Limestone is a crystal form of calcium carbonate, prevalent either as aragonite or calcite. Every limestone comprises of 50% calcium carbonate at the least, by weight, significant amounts of magnesium carbonate (MgCO3), which is also known as dolomite, and negligible portions of clay, iron carbonate, siderite, sulfate, feldspar, pyrite, and quartz. Pure limestone is exclusively white or almost it. Upon getting mixed with impurities, they exhibit a range of colours from pale to beige, yellow, gray or blue.
This type of finish makes a limestone surface shiny, enhancing its quality of reflection. It is achieved by rubbing the surface of the stone with a series of increasingly fine diamond grit pads.
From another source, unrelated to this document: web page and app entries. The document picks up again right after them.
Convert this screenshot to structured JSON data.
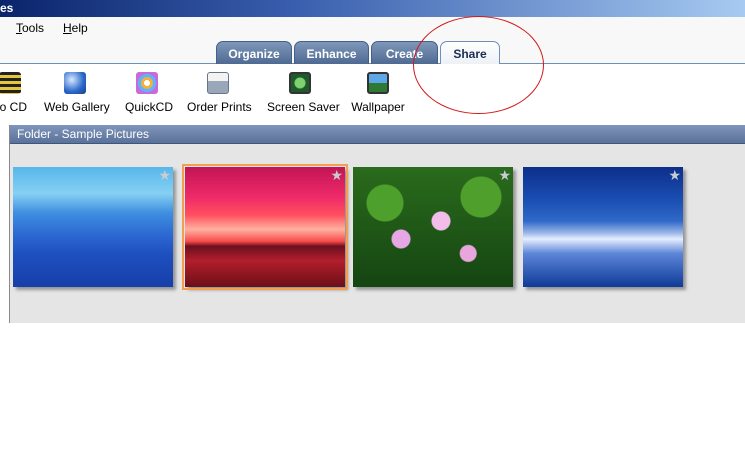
{
  "window": {
    "title": "es"
  },
  "menu": [
    {
      "label": "Tools",
      "mnemonic": "T",
      "rest": "ools"
    },
    {
      "label": "Help",
      "mnemonic": "H",
      "rest": "elp"
    }
  ],
  "tabs": [
    {
      "label": "Organize",
      "active": false
    },
    {
      "label": "Enhance",
      "active": false
    },
    {
      "label": "Create",
      "active": false
    },
    {
      "label": "Share",
      "active": true
    }
  ],
  "toolbar": [
    {
      "label": "eo CD",
      "icon": "video-cd-icon"
    },
    {
      "label": "Web Gallery",
      "icon": "web-gallery-icon"
    },
    {
      "label": "QuickCD",
      "icon": "quickcd-icon"
    },
    {
      "label": "Order Prints",
      "icon": "order-prints-icon"
    },
    {
      "label": "Screen Saver",
      "icon": "screen-saver-icon"
    },
    {
      "label": "Wallpaper",
      "icon": "wallpaper-icon"
    }
  ],
  "gallery": {
    "header": "Folder - Sample Pictures",
    "thumbnails": [
      {
        "subject": "Blue hills",
        "selected": false
      },
      {
        "subject": "Sunset",
        "selected": true
      },
      {
        "subject": "Water lilies",
        "selected": false
      },
      {
        "subject": "Winter",
        "selected": false
      }
    ]
  },
  "colors": {
    "selection": "#f0a050",
    "annotation_circle": "#d01818",
    "tab_active_text": "#1b2c50"
  }
}
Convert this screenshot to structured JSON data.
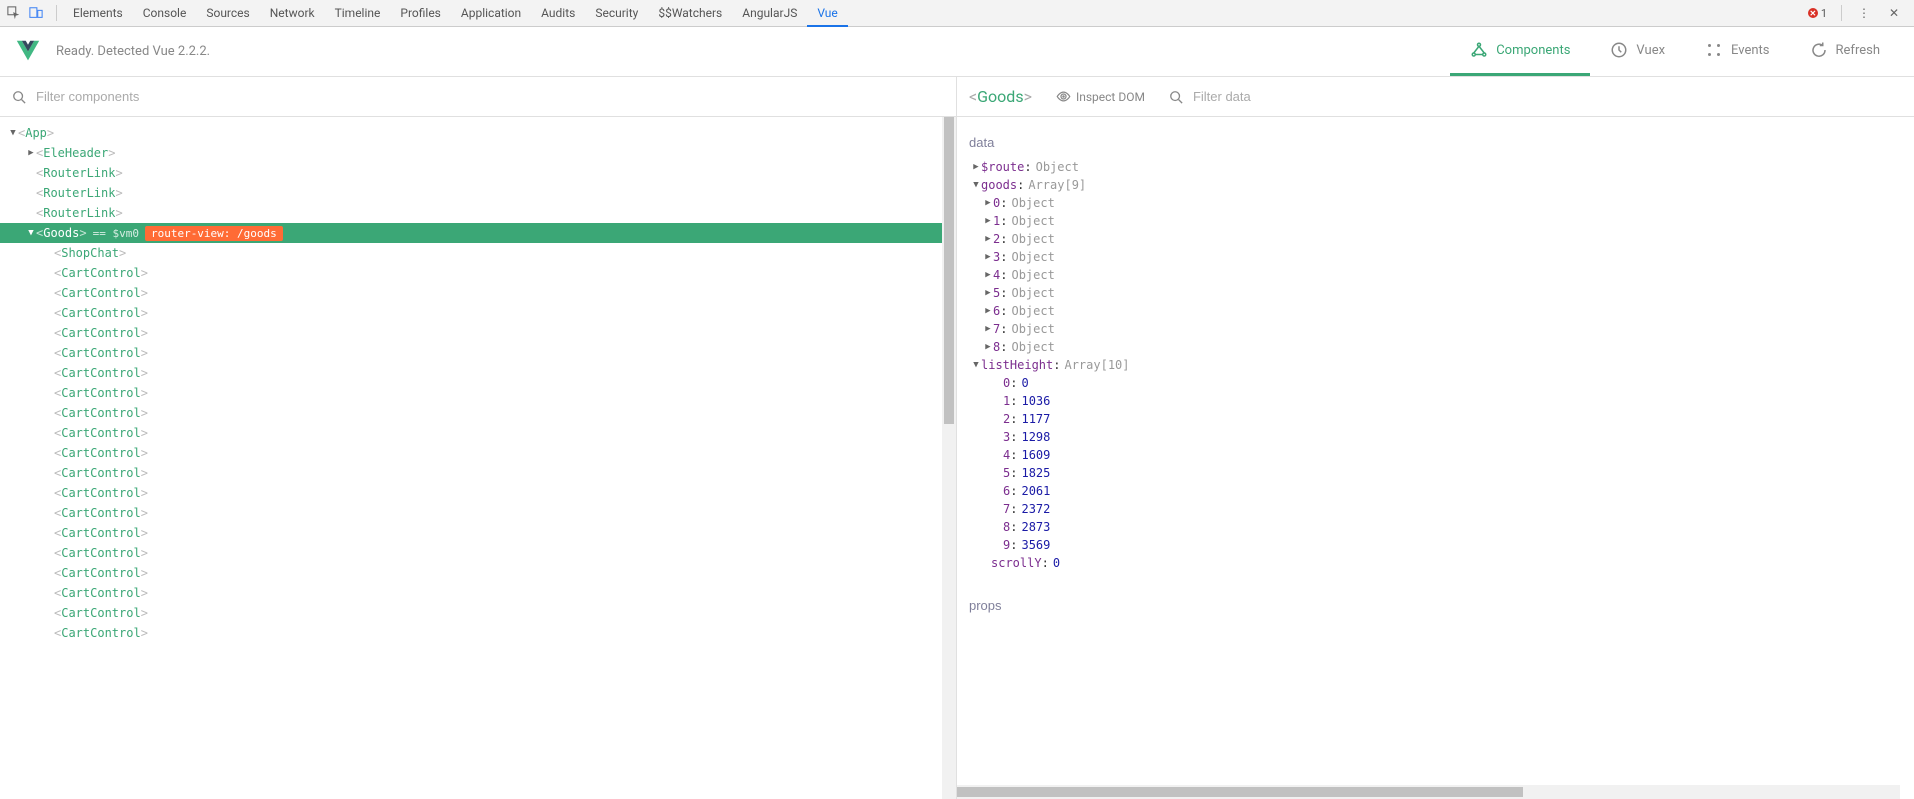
{
  "devtoolsTabs": {
    "items": [
      "Elements",
      "Console",
      "Sources",
      "Network",
      "Timeline",
      "Profiles",
      "Application",
      "Audits",
      "Security",
      "$$Watchers",
      "AngularJS",
      "Vue"
    ],
    "active": "Vue",
    "errorCount": "1"
  },
  "vueBar": {
    "status": "Ready. Detected Vue 2.2.2.",
    "tabs": {
      "components": "Components",
      "vuex": "Vuex",
      "events": "Events",
      "refresh": "Refresh"
    }
  },
  "leftPanel": {
    "filterPlaceholder": "Filter components"
  },
  "componentTree": {
    "root": {
      "name": "App",
      "indent": 8
    },
    "items": [
      {
        "name": "EleHeader",
        "indent": 26,
        "expandable": true
      },
      {
        "name": "RouterLink",
        "indent": 26
      },
      {
        "name": "RouterLink",
        "indent": 26
      },
      {
        "name": "RouterLink",
        "indent": 26
      }
    ],
    "selected": {
      "name": "Goods",
      "vm": "== $vm0",
      "route": "router-view: /goods",
      "indent": 26
    },
    "children": [
      {
        "name": "ShopChat",
        "indent": 44
      },
      {
        "name": "CartControl",
        "indent": 44
      },
      {
        "name": "CartControl",
        "indent": 44
      },
      {
        "name": "CartControl",
        "indent": 44
      },
      {
        "name": "CartControl",
        "indent": 44
      },
      {
        "name": "CartControl",
        "indent": 44
      },
      {
        "name": "CartControl",
        "indent": 44
      },
      {
        "name": "CartControl",
        "indent": 44
      },
      {
        "name": "CartControl",
        "indent": 44
      },
      {
        "name": "CartControl",
        "indent": 44
      },
      {
        "name": "CartControl",
        "indent": 44
      },
      {
        "name": "CartControl",
        "indent": 44
      },
      {
        "name": "CartControl",
        "indent": 44
      },
      {
        "name": "CartControl",
        "indent": 44
      },
      {
        "name": "CartControl",
        "indent": 44
      },
      {
        "name": "CartControl",
        "indent": 44
      },
      {
        "name": "CartControl",
        "indent": 44
      },
      {
        "name": "CartControl",
        "indent": 44
      },
      {
        "name": "CartControl",
        "indent": 44
      },
      {
        "name": "CartControl",
        "indent": 44
      }
    ]
  },
  "rightPanel": {
    "title": "Goods",
    "inspectLabel": "Inspect DOM",
    "filterPlaceholder": "Filter data"
  },
  "inspector": {
    "dataTitle": "data",
    "propsTitle": "props",
    "route": {
      "key": "$route",
      "val": "Object"
    },
    "goods": {
      "key": "goods",
      "val": "Array[9]",
      "items": [
        {
          "idx": "0",
          "val": "Object"
        },
        {
          "idx": "1",
          "val": "Object"
        },
        {
          "idx": "2",
          "val": "Object"
        },
        {
          "idx": "3",
          "val": "Object"
        },
        {
          "idx": "4",
          "val": "Object"
        },
        {
          "idx": "5",
          "val": "Object"
        },
        {
          "idx": "6",
          "val": "Object"
        },
        {
          "idx": "7",
          "val": "Object"
        },
        {
          "idx": "8",
          "val": "Object"
        }
      ]
    },
    "listHeight": {
      "key": "listHeight",
      "val": "Array[10]",
      "items": [
        {
          "idx": "0",
          "val": "0"
        },
        {
          "idx": "1",
          "val": "1036"
        },
        {
          "idx": "2",
          "val": "1177"
        },
        {
          "idx": "3",
          "val": "1298"
        },
        {
          "idx": "4",
          "val": "1609"
        },
        {
          "idx": "5",
          "val": "1825"
        },
        {
          "idx": "6",
          "val": "2061"
        },
        {
          "idx": "7",
          "val": "2372"
        },
        {
          "idx": "8",
          "val": "2873"
        },
        {
          "idx": "9",
          "val": "3569"
        }
      ]
    },
    "scrollY": {
      "key": "scrollY",
      "val": "0"
    }
  }
}
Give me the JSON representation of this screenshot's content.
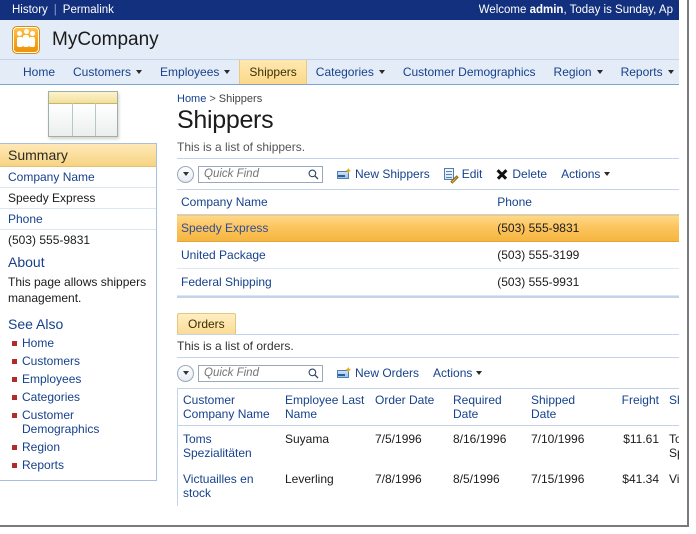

They are best kept with a sharp edge. The level of perfectness in a polished limestone is decided by the density of the stone. The softer limestones tend to wear and tear within a shorter duration of being polished. The harder ones respond well to being polished, comparatively.
A honed finish is created similarly to the polished finish but with a coarser grade of grit which makes the limestone worktop appear matte, less glossy and reflective but still smooth. Honed limestone tiles are the most in demand. The degree of honing depends on the purpose. For example, they are honed to a lesser grit if they are being used in an area where it should not be slippery like bathroom floors.
This type of finish gives the kitchen worktop an aged, weathered and bleached look. This type comes with round edges. Tumbled tiles are best known to suit old, traditional looks. However, it can make modern furniture like kitchen worktops and bathroom worktops look exquisite if handled professionally.
This finish is brought to life by brushing the stone with hard nylon or steel brushes. This increases the capability of the surface to withstand scratches and marks. This brings about a slightly textured surface.
Flamed Finish; to create this finish, an oxy-acetylene torch is passed over the stone surface, quickly followed by pouring cold water under pressure that leaves the top of stone fractured. Only some quarries have this specialised technique which creates an anti-slippery surface ideal for public areas and terraces.
Bush-hammered; this look is achieved by hammering the stone with a sequence of steel points that breaks up the surface and creates a scarred look. This is quite similar to flamed finish and is also used in creating slip-resistant surfaces. Based on the requirement, it can be done to a greater or lesser degree.
Fabrication and Installation Limestone
Limestone Fabrication and installation are best advised to be done with verified professionals with the right technology. Our registered KBB network fabricators have the experience of installation and knowledge of the product to give the best results. Our KBB network offers planning, designing, and implementation of the design that perfectly suits to create your dream home.